Microsoft in the nineties was aggressive, competitive, cut-throat, adrenaline-charged, testosterone-filled. I think it would most likely fail every single DEI (diversity, equity and inclusion) test you would ever apply to it. At the time, I was young… barely 21 and fresh out of college! So it seemed fun and I failed to see what was wrong with that. Looking back, I can see just how toxic some of that culture was.

Here’s one (painful) example. Because Microsoft performance worked on a bell curve, it was clear to all of us that our co-workers of the same level were directly competing for limited resources (promotions and raises). It meant that it was actually in my best interest for my co-workers to fail, because that would help me succeed. I remember one time I was trying to collaborate with a jerk in my team, and he point blank told me, “you’re my competition, I want to get promoted so I don’t want to do something that is going to help you!” That’s right, we were neck to neck in performance calibration so he needed me to fail.

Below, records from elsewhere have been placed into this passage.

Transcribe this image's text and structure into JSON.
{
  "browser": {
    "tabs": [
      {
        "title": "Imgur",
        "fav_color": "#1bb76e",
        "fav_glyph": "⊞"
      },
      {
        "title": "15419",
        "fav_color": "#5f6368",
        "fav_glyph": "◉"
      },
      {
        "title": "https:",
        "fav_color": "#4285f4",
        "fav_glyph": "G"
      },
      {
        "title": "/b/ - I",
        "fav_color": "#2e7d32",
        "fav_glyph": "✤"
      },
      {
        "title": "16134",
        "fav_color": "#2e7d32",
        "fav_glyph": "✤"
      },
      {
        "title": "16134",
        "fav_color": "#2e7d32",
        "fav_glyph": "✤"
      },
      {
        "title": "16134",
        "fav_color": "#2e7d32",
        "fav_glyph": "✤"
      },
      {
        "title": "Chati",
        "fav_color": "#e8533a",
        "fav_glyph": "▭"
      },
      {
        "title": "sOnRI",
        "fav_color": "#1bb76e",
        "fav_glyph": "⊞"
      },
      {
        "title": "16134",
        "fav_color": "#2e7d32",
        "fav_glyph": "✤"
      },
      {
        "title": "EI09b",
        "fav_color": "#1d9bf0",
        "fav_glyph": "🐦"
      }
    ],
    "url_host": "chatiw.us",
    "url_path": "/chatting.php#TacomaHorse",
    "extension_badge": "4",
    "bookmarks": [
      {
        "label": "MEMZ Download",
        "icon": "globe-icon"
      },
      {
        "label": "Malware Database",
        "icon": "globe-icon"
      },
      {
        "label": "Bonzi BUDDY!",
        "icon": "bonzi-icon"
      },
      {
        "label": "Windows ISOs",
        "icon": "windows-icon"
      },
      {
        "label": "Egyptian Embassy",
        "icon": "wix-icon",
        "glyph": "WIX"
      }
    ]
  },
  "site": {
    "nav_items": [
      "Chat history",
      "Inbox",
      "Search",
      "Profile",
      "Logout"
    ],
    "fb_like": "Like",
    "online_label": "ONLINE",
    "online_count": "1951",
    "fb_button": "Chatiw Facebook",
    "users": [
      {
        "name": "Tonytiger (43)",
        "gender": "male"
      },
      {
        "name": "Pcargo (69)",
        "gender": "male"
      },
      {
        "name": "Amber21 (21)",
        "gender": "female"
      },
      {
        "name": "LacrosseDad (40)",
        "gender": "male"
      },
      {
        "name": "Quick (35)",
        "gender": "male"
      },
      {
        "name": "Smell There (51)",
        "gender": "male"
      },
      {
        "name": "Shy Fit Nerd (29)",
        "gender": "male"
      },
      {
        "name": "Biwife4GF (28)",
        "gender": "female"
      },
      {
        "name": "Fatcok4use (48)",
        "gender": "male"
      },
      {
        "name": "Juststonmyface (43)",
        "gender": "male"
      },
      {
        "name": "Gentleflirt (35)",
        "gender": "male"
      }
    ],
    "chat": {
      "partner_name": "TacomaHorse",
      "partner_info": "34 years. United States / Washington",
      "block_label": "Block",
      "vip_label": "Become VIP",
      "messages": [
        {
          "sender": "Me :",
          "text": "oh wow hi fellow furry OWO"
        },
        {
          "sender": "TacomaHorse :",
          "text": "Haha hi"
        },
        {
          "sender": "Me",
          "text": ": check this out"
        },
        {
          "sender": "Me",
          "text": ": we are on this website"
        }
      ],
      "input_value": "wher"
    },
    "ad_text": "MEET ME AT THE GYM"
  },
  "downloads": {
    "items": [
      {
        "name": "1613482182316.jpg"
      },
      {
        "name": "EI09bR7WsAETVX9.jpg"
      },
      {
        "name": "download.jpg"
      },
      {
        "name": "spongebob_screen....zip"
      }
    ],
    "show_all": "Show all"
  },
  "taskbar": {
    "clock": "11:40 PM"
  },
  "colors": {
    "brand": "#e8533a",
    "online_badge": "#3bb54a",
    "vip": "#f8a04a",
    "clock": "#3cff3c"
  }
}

As a second example, the Microsoft company meetings were a crazy affair. Microsoft would bus thousands of engineers across Lake Washington (from Redmond to downtown Seattle) and we would fill the Kingdome, a stadium Seattle had back then. And Steve Ballmer was a showman. He would literally run around the stadium to an adoring crowd of microsofties chanting and cheering and some inspirational song like “Eye of the Tiger” blasting at full volume. As he got older, those jogs around the stadium got slower, and he ended up more winded and sweaty at the end. The last company meeting I attended, he was drenched in sweat and panting like a dog! I thought he was going to have a heart-attack right there. What jumps out at me is what toxic culture he was fostering. After he caught his breath, he would start yelling about how “we needed to destroy the competition!!!!” In 1998 his message was “We must destroy Sun! We must destroy Netscape!” Eventually towards the end of my decade+ it shifted to “We must destroy Google!”. When I stated, I was 21, young and full of testosterone so I would wildly (and blindly) cheer like everybody else. It wasn’t until years later that it sort of dawned on me that It was never really about creating great technology to help people… it was always about some company that was the enemy and we needed to destroy. It was such a toxic message, and eventually, towards the end, I realized this is not something I wanted to be a part of, despite how much I loved many aspects of Microsoft.

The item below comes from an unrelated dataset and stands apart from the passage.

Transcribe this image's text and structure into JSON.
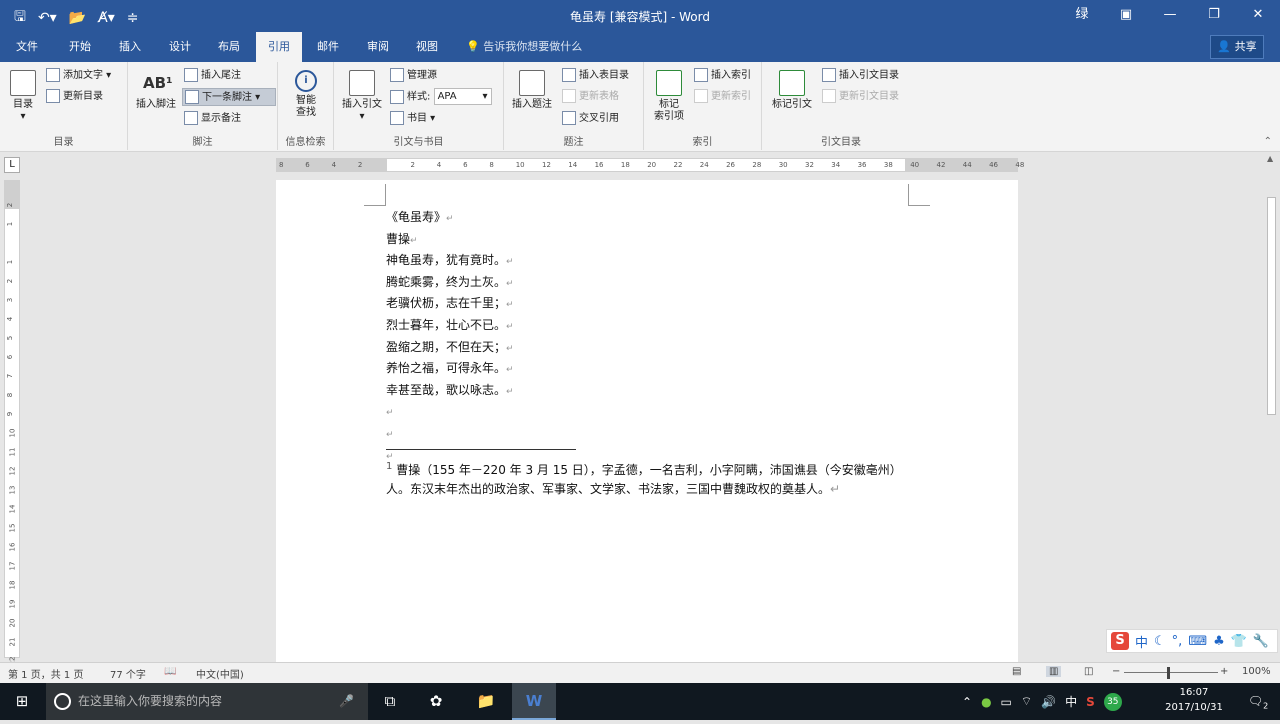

I have another early-Microsoft memory: when the President of China came to talk to Microsoft executives. He clearly was not popular among the Chinese-American, so there were concerns around security. I noticed a bunch of mean-looking buff guys with giant weapons (military? paramilitary?) walking around my building. They were looking for good vantage points to defend this guy’s drive into campus. I thought, gee, it’ll be fun to drive around campus and could I see the president’s motorcade? So I hopped on my convertible, put the top down, and drove around trying to time it just right. There was a huge motorcade with some heavily fortified vehicles, tinted windows, limos, the whole works. Apparently I timed it a little “too right”. I ended up stuck between 2 of the cars in the motorcade! Next thing I know, there’s a little red dot on my dashboard. I followed it up to the building’s roof. Sure enough, there was a guy with a rifle trained on me and just waiting for me to do something stupid. I got out of there nice and slow, with no sudden movements!



Carlos Arguelles

Hi! I'm a Senior Principal Engineer (L8) at Amazon. In the last 26 years, I've worked at Google and Microsoft as well.